One Demolition Too Many

Demolitions are far from over in the Greater Accra Region.
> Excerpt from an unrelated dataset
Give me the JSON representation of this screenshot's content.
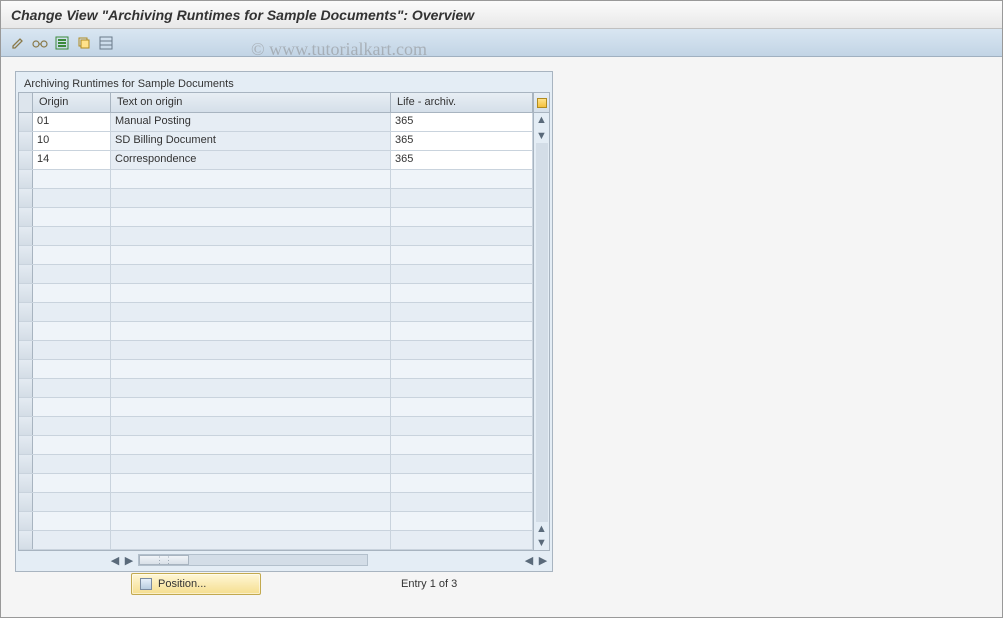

They have made disturbing headlines in the past few weeks, the most prominent being the Adjei Kojo debacle which continues to resonate across important political and social circles.
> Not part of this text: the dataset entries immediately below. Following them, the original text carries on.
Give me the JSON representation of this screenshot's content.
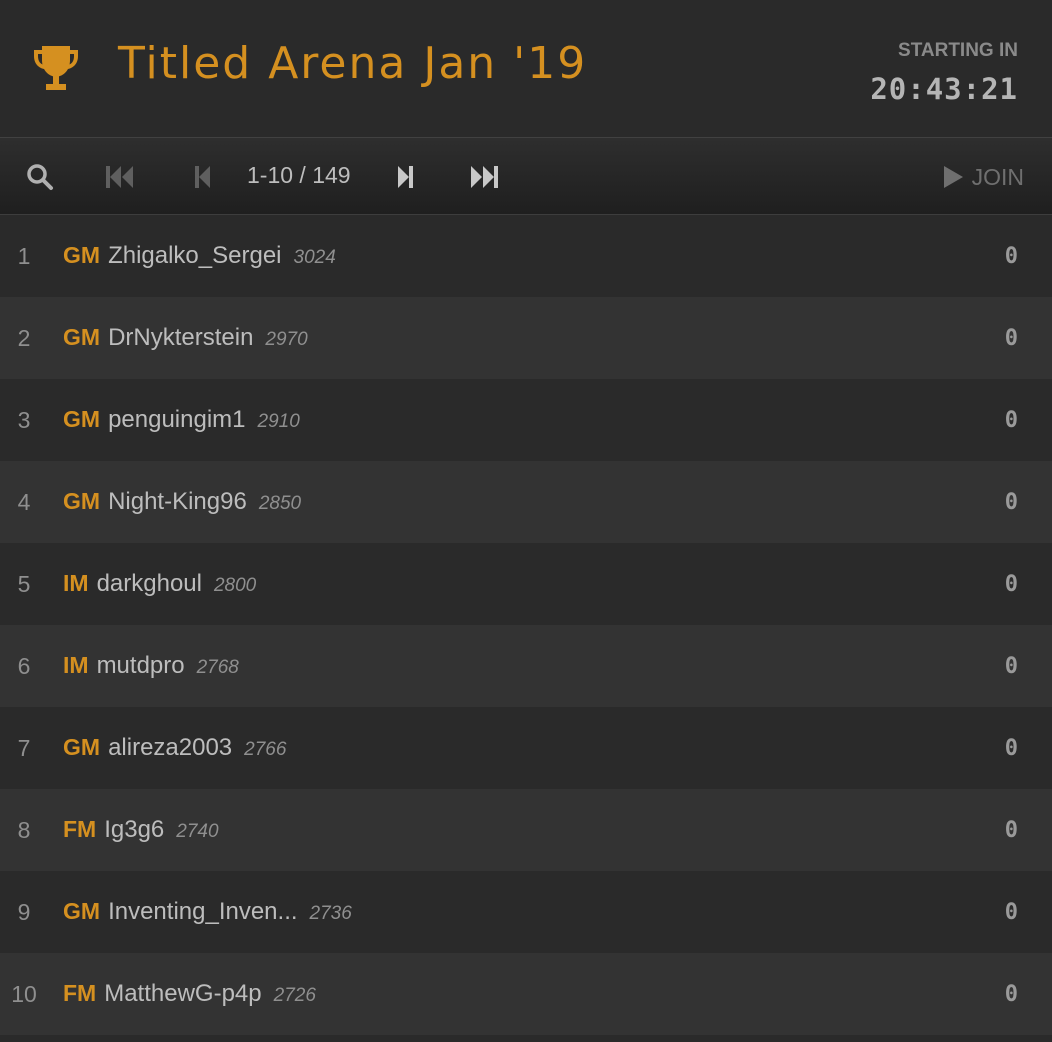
{
  "header": {
    "title": "Titled Arena Jan '19",
    "trophy_icon": "trophy-icon",
    "starting_label": "STARTING IN",
    "countdown": "20:43:21",
    "accent_color": "#d59020"
  },
  "pager": {
    "range": "1-10 / 149",
    "join_label": "JOIN",
    "icons": [
      "search-icon",
      "first-page-icon",
      "prev-page-icon",
      "next-page-icon",
      "last-page-icon",
      "play-icon"
    ]
  },
  "standings": [
    {
      "rank": "1",
      "title": "GM",
      "name": "Zhigalko_Sergei",
      "rating": "3024",
      "score": "0"
    },
    {
      "rank": "2",
      "title": "GM",
      "name": "DrNykterstein",
      "rating": "2970",
      "score": "0"
    },
    {
      "rank": "3",
      "title": "GM",
      "name": "penguingim1",
      "rating": "2910",
      "score": "0"
    },
    {
      "rank": "4",
      "title": "GM",
      "name": "Night-King96",
      "rating": "2850",
      "score": "0"
    },
    {
      "rank": "5",
      "title": "IM",
      "name": "darkghoul",
      "rating": "2800",
      "score": "0"
    },
    {
      "rank": "6",
      "title": "IM",
      "name": "mutdpro",
      "rating": "2768",
      "score": "0"
    },
    {
      "rank": "7",
      "title": "GM",
      "name": "alireza2003",
      "rating": "2766",
      "score": "0"
    },
    {
      "rank": "8",
      "title": "FM",
      "name": "Ig3g6",
      "rating": "2740",
      "score": "0"
    },
    {
      "rank": "9",
      "title": "GM",
      "name": "Inventing_Inven...",
      "rating": "2736",
      "score": "0"
    },
    {
      "rank": "10",
      "title": "FM",
      "name": "MatthewG-p4p",
      "rating": "2726",
      "score": "0"
    }
  ]
}
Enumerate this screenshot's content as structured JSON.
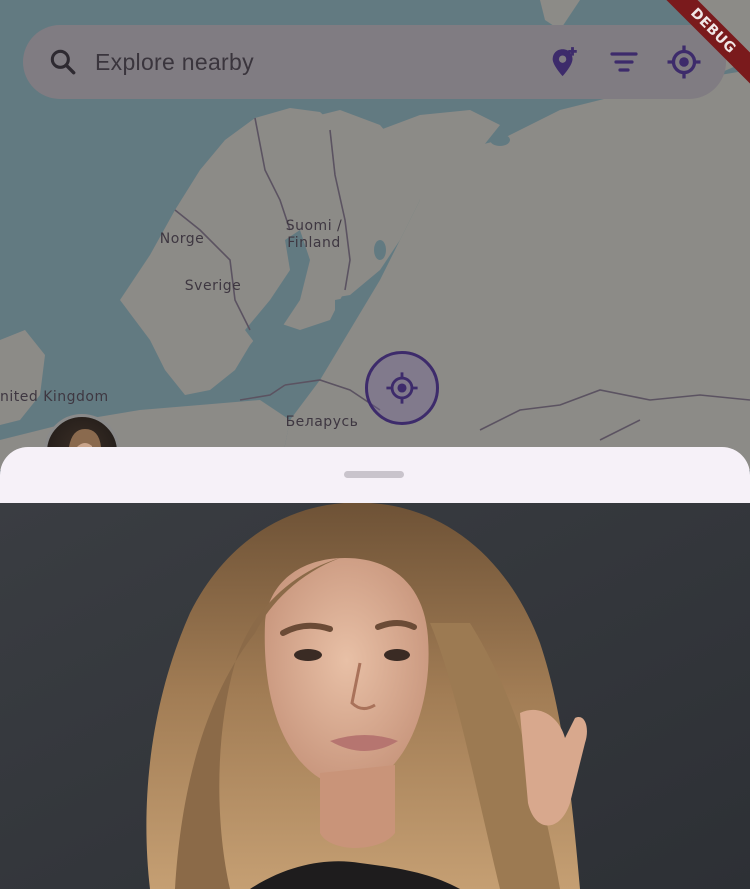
{
  "map": {
    "labels": {
      "norway": "Norge",
      "sweden": "Sverige",
      "finland_line1": "Suomi /",
      "finland_line2": "Finland",
      "uk": "nited Kingdom",
      "belarus": "Беларусь"
    },
    "colors": {
      "water": "#aad3df",
      "land": "#f2efe9",
      "border": "#9e8fa8"
    }
  },
  "search": {
    "placeholder": "Explore nearby",
    "icons": [
      "search-icon",
      "add-location-icon",
      "filter-icon",
      "my-location-icon"
    ]
  },
  "debug_banner": {
    "label": "DEBUG"
  },
  "bottom_sheet": {
    "photo_alt": "Profile photo"
  },
  "theme": {
    "accent": "#3d2b6b",
    "sheet_bg": "#f6f1f8"
  }
}
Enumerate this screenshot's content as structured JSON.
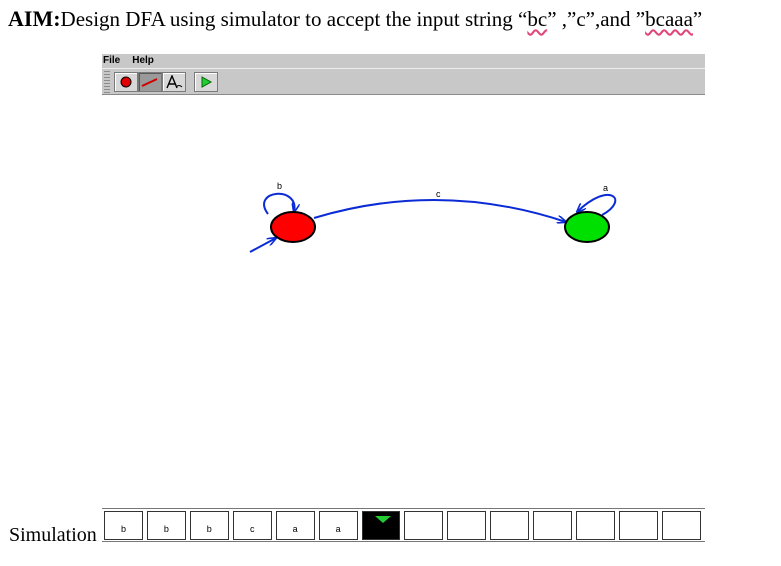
{
  "aim": {
    "label": "AIM:",
    "text_1": "Design DFA  using simulator to accept the input string “",
    "s1": "bc",
    "text_2": "” ,”c”,and ”",
    "s2": "bcaaa",
    "text_3": "”"
  },
  "app": {
    "menu": [
      "File",
      "Help"
    ],
    "toolbar": [
      {
        "icon": "add-state-icon",
        "pressed": false
      },
      {
        "icon": "add-transition-icon",
        "pressed": true
      },
      {
        "icon": "label-tool-icon",
        "pressed": false
      },
      {
        "icon": "run-simulation-icon",
        "pressed": false
      }
    ]
  },
  "diagram": {
    "states": [
      {
        "id": "q0",
        "role": "start",
        "color": "#ff0000"
      },
      {
        "id": "q1",
        "role": "accept",
        "color": "#00e000"
      }
    ],
    "transitions": [
      {
        "from": "q0",
        "to": "q0",
        "label": "b"
      },
      {
        "from": "q0",
        "to": "q1",
        "label": "c"
      },
      {
        "from": "q1",
        "to": "q1",
        "label": "a"
      }
    ],
    "edge_color": "#0a2bd6"
  },
  "simulation": {
    "label": "Simulation",
    "tape": [
      "b",
      "b",
      "b",
      "c",
      "a",
      "a",
      "",
      "",
      "",
      "",
      "",
      "",
      "",
      ""
    ],
    "head_index": 6,
    "head_color": "#22cc33"
  }
}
The exercise has unleashed on the country her first set of internally-displaced persons whose plight remains uncertain, especially after soldiers removed the shelter placed over them by personnel of the National Disaster Management Organisation (NADMO).
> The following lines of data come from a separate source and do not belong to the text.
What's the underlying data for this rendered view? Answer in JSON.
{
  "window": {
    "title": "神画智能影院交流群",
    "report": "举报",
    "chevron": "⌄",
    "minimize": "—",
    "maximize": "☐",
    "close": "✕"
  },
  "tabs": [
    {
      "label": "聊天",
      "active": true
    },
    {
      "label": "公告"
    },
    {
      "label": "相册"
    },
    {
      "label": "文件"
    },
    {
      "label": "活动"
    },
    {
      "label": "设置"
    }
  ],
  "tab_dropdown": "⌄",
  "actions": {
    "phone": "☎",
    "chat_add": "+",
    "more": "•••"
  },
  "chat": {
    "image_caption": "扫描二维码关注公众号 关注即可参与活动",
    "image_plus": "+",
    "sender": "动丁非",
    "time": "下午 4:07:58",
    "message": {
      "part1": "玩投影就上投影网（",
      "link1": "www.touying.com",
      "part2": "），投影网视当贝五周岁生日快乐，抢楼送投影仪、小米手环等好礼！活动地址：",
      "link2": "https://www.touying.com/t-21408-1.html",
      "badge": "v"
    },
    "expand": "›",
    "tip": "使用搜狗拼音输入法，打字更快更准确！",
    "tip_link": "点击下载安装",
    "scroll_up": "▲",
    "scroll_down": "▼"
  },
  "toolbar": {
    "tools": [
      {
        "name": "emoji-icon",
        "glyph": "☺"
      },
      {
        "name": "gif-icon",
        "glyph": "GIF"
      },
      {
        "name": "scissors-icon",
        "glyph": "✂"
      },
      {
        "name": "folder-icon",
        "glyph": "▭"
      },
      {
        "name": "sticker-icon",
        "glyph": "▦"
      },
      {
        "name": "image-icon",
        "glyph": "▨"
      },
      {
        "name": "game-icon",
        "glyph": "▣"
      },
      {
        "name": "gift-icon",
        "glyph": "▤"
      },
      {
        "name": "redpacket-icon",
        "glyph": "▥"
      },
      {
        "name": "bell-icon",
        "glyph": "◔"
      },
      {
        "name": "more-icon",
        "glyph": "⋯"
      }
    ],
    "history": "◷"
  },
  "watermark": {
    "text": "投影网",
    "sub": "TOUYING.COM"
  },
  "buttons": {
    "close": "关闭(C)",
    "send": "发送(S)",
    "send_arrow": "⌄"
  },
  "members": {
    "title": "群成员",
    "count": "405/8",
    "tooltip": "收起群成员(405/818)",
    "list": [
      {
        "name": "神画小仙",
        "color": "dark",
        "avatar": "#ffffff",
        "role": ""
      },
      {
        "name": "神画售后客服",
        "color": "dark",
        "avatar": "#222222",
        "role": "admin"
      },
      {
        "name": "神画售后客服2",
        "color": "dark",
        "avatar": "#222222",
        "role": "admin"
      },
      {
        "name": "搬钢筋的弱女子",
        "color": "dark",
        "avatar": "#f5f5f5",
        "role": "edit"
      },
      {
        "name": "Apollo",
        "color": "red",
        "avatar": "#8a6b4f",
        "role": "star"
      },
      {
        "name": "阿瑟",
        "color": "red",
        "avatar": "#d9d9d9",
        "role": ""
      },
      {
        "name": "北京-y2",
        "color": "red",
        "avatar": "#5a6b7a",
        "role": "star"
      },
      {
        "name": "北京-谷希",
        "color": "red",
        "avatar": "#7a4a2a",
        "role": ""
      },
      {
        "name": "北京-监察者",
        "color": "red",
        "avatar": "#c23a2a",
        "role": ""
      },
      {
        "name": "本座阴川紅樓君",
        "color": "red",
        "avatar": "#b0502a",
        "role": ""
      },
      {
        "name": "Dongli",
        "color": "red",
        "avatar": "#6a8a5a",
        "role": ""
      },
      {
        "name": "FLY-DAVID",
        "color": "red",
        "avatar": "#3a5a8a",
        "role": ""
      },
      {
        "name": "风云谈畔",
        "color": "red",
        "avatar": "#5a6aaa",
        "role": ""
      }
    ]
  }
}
The Tema Development Corporation (TDC), it would seem, is receiving more sympathy from the state than the victims of the demolition.

Nmai Dzorn was the next point to taste the bouts of demolition which took place last week leaving in its trail a heartbreaking spectacle of rubbles and anguish.

A certain Hamdaweh Sibdoo Abdulai, regardless of his land title for a piece of land at Nmai Dzorn, lost it during the recent inexplicable demolition which hit the area.

John Teye was yesterday the latest to be visited by the demolition craze and we are told other areas have been penciled for similar exercises.

While court orders have been dangled in the face of victims, in others we are unable to tell whether the actions are backed by law, given the stealth underpinning the action, the timing and the masked men undertaking the demolition.

Be it as it may, the demolition exercises now becoming features of the nation’s capital are triggering questions about whether government should not find an alternative way of dealing with the subject since many areas of Accra, especially the new layouts, are mired in one form of challenge or the other.

In most of the cases, the problems that have arisen are triggered by misunderstandings between chiefs, state agencies and innocent purchasers, some of them poor public servants who suffer unduly as a result of the conflicts.

The human miseries which have followed in the wake of the demolitions do not present government in good light, a situation which we entreat those in charge to find a way of managing humanely.

The law enforcement agency, the Ghana Police Service, has the mandate to execute court orders but a number of instances have played out which point at a shortcoming which needs amelioration.

We think it would be proper security management if local police commanders are kept posted about demolitions.

Situations whereby district commanders are not apprised about such developments are both embarrassing to such commanders and above all anomalous.

As pointed out earlier, the situations which lead to the eventual demolition of structures, as being played out in Accra, must be identified and tackled before they mature into the monsters we have had to live with in the past few weeks.

The state agencies in charge of the various processes preceding land ownership must be given fresh directives to expedite action on the applications submitted.

It is unacceptable that applicants are asked to proceed with construction only to face imminent demolition in due course.

Something is just not right, the correction of which lies on the bosom of the state.